Dr. Jason Brophy is a pediatric infectious diseases specialist and researcher at the Children’s Hospital of Eastern Ontario, and an Associate Professor of Pediatrics at the University of Ottawa. His research interests are in pediatric and perinatal HIV, congenital CMV, and tropical/zoonotic infections. He is the current chair of the Canadian Pediatric & Perinatal HIV/AIDS Research Group (CPARG), and co-lead of the Clinical Care and Management research core of the CIHR-Canadian HIV Trials Network. He works part-time as a Pediatric HIV Clinical Advisor with the Clinton Health Access Initiative (CHAI), supporting the uptake of optimal pediatric HIV care in West-Central Africa and Southeast Asia.
Areas of Research: Congenital CMV, Tropical and zoonotic infections, Vaccines
Challenges to achieving and maintaining viral suppression among children living with HIV
In this study, we report on rates of viral suppression and the time to viral suppression among children living with HIV in Canada who initiated cART, and the factors associated with viral suppression and shorter time to viral suppression, and subsequent viral rebound. Our results highlight that despite living within a well structured resource-rich health system with universal healthcare coverage, Canadian children living with HIV face ongoing challenges with respect to attaining and maintaining viral suppression.
Blood Mitochondrial DNA Content in HIV-Exposed Uninfected Children with Autism Spectrum Disorder
HIV exposure and ASD diagnosis were both independently associated with elevated blood mtDNA content in children and adolescents between the ages of two and 16 years. In children with both HIV exposure and ASD, mtDNA content was further elevated. These results clearly warrant further investigation into the possible effects of maternal, clinical, demographic, environmental, and other factors, and to validate whether these findings are reproduced in other cohorts.
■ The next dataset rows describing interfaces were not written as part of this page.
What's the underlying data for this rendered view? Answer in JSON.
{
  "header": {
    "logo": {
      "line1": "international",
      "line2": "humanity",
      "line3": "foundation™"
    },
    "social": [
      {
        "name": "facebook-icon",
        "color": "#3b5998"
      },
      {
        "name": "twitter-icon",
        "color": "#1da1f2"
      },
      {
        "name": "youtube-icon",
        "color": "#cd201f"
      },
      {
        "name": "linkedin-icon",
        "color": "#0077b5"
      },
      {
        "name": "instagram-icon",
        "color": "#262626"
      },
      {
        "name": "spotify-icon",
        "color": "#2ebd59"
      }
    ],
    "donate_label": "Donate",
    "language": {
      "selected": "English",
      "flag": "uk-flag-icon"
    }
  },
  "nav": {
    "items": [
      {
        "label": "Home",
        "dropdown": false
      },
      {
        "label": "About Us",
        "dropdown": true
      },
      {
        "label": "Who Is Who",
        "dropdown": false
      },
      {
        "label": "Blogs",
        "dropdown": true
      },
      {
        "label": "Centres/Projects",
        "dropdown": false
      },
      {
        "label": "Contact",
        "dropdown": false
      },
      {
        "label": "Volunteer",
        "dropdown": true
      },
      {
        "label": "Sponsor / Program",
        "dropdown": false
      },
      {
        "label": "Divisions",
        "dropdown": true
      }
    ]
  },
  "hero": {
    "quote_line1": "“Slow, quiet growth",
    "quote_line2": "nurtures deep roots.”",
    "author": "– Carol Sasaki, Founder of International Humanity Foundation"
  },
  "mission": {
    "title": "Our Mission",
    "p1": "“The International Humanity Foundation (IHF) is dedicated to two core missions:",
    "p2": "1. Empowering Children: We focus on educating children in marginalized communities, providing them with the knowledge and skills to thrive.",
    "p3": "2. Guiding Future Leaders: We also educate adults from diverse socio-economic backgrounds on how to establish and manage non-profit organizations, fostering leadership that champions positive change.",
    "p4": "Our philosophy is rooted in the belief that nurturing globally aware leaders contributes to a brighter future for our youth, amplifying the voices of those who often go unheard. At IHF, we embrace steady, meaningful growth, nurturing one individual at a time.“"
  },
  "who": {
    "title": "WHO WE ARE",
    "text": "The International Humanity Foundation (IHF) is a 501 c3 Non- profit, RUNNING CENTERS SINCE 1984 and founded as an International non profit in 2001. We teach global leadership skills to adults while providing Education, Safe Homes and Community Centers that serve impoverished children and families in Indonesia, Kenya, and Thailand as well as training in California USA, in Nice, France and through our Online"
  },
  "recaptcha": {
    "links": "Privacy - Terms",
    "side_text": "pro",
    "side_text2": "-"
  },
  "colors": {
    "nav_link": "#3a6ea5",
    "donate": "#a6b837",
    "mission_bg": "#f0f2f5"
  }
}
Furthermore, the prevalence of ASD within our HEU cohort is concerning and stresses the need for longer follow-up and further research on the long-term neurodevelopmental outcomes in the rapidly growing HEU population worldwide
Immunogenicity and Safety of the Quadrivalent Human Papillomavirus Vaccine in Girls Living With HIV
Our results underscore potential differences in HPV vaccine response in girls living with HIV and provide data to support the maintenance of a 3-dose HPV vaccination schedule6 until research supports noninferiority of a 2-dose schedule in this population. Further, these findings highlight the importance of HIV virologic suppression before vaccination to optimize antibody response.